McElhenney: The truth of the matter is that you go into any creative or artistic endeavor and you have an idea of what it could be in your head. And then you listen to the project as you go, because you work with several parties in a good collaboration. So things can change, and you can turn, but you still feel like you can lead it down the road in the right direction to where in the end you may not have achieved exactly what you set out to do, but you have at least some control over how it ends. And here you can get it to the finish line, but in the end there is an objective reality. There is no subjective reality. You either won or you lost. You’ve been promoted, you’ve been relegated or you’re stuck. It is very very difficult, although I will say that it is also part of the excitement. Some of it is just the unknown. We just do our best, hope for the best and then it’s just up to the football gods.

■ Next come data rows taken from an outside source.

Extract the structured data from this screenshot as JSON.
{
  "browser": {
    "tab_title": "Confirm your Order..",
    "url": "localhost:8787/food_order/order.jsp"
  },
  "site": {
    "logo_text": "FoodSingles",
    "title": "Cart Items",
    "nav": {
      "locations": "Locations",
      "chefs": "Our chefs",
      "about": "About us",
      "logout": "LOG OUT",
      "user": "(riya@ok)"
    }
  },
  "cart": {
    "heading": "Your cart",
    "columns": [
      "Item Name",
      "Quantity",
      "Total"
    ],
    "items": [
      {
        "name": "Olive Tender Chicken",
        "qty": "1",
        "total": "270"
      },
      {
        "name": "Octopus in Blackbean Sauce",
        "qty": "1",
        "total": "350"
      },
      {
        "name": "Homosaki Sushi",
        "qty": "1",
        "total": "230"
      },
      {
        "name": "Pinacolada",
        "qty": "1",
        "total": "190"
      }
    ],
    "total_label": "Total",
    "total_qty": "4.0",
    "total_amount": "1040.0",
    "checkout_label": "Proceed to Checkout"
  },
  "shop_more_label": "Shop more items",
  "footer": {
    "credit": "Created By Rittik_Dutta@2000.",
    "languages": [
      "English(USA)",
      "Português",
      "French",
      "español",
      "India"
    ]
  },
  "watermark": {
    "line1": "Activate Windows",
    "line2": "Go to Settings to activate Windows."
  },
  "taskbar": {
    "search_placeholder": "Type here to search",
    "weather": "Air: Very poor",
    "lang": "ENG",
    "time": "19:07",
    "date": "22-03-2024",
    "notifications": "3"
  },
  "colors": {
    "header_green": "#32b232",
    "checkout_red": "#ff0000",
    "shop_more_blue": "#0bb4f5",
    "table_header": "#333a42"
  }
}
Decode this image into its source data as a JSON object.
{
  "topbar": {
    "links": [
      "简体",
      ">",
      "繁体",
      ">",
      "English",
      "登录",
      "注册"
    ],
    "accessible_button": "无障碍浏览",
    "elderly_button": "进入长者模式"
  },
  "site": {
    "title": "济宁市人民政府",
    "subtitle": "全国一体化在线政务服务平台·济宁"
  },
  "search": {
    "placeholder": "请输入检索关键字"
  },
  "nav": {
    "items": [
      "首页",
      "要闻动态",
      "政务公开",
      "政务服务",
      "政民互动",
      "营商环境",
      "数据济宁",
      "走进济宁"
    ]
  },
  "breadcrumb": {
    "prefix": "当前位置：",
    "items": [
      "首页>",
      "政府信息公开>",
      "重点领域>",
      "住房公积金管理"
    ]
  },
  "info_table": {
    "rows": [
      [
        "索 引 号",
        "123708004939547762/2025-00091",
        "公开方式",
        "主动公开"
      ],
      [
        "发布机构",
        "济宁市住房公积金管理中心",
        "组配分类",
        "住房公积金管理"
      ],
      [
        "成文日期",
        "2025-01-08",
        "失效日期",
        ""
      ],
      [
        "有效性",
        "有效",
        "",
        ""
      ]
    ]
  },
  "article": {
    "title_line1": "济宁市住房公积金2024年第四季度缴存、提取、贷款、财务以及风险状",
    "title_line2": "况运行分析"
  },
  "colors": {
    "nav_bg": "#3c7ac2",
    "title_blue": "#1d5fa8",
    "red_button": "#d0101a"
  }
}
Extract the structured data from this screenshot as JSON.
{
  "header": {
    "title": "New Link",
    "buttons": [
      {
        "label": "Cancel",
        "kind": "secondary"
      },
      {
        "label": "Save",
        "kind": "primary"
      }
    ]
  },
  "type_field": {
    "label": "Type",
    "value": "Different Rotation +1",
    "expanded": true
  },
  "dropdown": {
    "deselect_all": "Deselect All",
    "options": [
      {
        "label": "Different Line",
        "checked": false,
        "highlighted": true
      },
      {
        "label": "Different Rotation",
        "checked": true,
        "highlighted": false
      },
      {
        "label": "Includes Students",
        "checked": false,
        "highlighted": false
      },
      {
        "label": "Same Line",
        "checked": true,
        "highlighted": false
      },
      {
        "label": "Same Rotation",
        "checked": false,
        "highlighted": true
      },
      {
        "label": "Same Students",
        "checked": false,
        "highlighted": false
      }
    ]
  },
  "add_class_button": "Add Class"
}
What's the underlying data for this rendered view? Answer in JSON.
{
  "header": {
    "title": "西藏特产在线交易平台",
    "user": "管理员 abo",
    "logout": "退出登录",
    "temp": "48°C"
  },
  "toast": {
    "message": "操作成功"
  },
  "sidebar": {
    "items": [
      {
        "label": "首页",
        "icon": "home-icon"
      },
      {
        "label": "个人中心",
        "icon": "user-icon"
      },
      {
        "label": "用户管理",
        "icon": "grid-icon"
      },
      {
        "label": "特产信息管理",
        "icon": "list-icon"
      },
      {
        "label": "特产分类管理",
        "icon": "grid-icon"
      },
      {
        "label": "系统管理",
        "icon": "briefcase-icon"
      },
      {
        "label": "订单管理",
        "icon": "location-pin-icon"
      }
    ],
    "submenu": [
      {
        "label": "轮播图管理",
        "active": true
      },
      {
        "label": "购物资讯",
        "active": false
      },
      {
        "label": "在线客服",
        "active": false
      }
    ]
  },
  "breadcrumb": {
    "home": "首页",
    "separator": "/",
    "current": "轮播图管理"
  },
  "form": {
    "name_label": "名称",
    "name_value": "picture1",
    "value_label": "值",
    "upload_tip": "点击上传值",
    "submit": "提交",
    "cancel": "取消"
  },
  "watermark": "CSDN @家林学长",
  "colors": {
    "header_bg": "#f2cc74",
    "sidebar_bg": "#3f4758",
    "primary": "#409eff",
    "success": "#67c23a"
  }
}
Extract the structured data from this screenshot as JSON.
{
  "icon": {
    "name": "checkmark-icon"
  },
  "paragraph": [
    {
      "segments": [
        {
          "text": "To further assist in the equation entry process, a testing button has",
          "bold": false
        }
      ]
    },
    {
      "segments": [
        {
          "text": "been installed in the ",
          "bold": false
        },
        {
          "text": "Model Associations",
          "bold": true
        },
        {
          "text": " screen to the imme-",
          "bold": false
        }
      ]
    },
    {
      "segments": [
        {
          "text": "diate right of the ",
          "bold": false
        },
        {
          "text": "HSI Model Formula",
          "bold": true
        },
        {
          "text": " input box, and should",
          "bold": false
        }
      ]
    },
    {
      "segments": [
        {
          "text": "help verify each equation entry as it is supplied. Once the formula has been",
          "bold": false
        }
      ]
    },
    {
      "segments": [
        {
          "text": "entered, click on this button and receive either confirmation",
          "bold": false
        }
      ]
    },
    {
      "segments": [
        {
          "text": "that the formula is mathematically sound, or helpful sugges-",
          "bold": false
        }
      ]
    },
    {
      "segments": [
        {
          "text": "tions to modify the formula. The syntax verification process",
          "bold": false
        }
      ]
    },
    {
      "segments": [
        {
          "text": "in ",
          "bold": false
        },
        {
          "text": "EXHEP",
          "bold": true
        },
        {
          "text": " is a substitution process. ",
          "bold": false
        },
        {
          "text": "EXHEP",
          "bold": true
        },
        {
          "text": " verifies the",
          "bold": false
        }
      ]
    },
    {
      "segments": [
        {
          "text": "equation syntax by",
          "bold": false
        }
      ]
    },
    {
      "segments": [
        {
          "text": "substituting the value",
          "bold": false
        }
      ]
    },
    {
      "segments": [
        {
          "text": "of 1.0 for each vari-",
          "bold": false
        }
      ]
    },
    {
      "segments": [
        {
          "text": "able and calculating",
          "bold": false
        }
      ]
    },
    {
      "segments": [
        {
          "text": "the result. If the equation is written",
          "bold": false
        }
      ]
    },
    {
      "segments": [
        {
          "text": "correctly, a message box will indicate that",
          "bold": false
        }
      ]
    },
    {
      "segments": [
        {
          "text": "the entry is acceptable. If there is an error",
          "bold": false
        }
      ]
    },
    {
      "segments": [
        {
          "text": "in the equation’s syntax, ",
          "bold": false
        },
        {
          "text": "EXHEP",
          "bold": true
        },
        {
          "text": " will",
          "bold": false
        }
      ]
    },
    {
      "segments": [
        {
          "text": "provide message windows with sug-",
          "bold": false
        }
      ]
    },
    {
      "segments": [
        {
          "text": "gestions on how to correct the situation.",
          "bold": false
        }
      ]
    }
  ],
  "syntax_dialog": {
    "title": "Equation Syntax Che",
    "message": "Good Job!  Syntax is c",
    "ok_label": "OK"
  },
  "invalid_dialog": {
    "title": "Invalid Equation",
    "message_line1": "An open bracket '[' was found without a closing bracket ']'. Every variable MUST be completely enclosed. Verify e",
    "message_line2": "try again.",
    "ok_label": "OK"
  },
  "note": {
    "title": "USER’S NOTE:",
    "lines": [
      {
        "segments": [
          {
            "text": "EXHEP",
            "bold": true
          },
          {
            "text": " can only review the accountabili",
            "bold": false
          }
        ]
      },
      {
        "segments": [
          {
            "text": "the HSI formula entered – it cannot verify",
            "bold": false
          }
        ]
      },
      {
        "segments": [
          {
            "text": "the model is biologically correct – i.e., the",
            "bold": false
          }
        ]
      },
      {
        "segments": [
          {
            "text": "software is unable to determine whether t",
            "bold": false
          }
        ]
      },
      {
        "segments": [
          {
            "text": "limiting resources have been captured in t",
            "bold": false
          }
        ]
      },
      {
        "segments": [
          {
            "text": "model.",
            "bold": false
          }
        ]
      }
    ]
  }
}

Reynolds: That’s really what makes it so poignant to me. You can do the best you can to put the best possible team on the field, but at the end of the day anything can happen in sports. I really believe that when you’re making films – every film I’ve done that didn’t really do, or that misfired in a creative sense, there was one common denominator: we didn’t listen to the film. You have to listen to the film because if you listen to it, it will talk to you and tell you things. If you just say “no no, it’s not in the script and we’re just shooting the script,” you’re going to end up in some pretty precarious positions. And running a football club is no different. It talks to us constantly as we go, and we listen to it as best we can every minute of every day. That’s kind of what makes it a bit of a tightrope walk, it’s this ever-evolving thing where anything can happen. It’s magic.
There has been an influx of football documentaries in recent years – Sunderland Til I Die, the All or Nothing series, all those docs. How many of those documents did you consume, and how much or little influence did those films have on the making of your own documentary?
McElhenney: I’ve always been a massive, massive fan of sports documentaries. I have seen every episode of “30 for 30” multiple times. I will watch anything, any story well told. It’s so great when you can find a sports documentary, specifically one about, maybe a sport you might not care about. Any story well told transcends its subject. So I’ve watched and seen so many different sports documentaries. (“F1: Drive to Survive”) is a good example. I couldn’t care less about cars. I’m not a car guy, it’s not my sport, Formula 1 just wasn’t something I was interested in and now I’m hooked because the storytelling is so good. “30 for 30” was great for that too. I watch everything.
Reynolds: I just watched “In Search of Greatness”. It’s so good. Even if you don’t gravitate towards the sport… F1, I felt exactly the same, but now I know every one of those drivers and the (team principals) and all those guys. You get hooked, and that’s great.
(Photo: Peter Byrne/PA Images via Getty Images)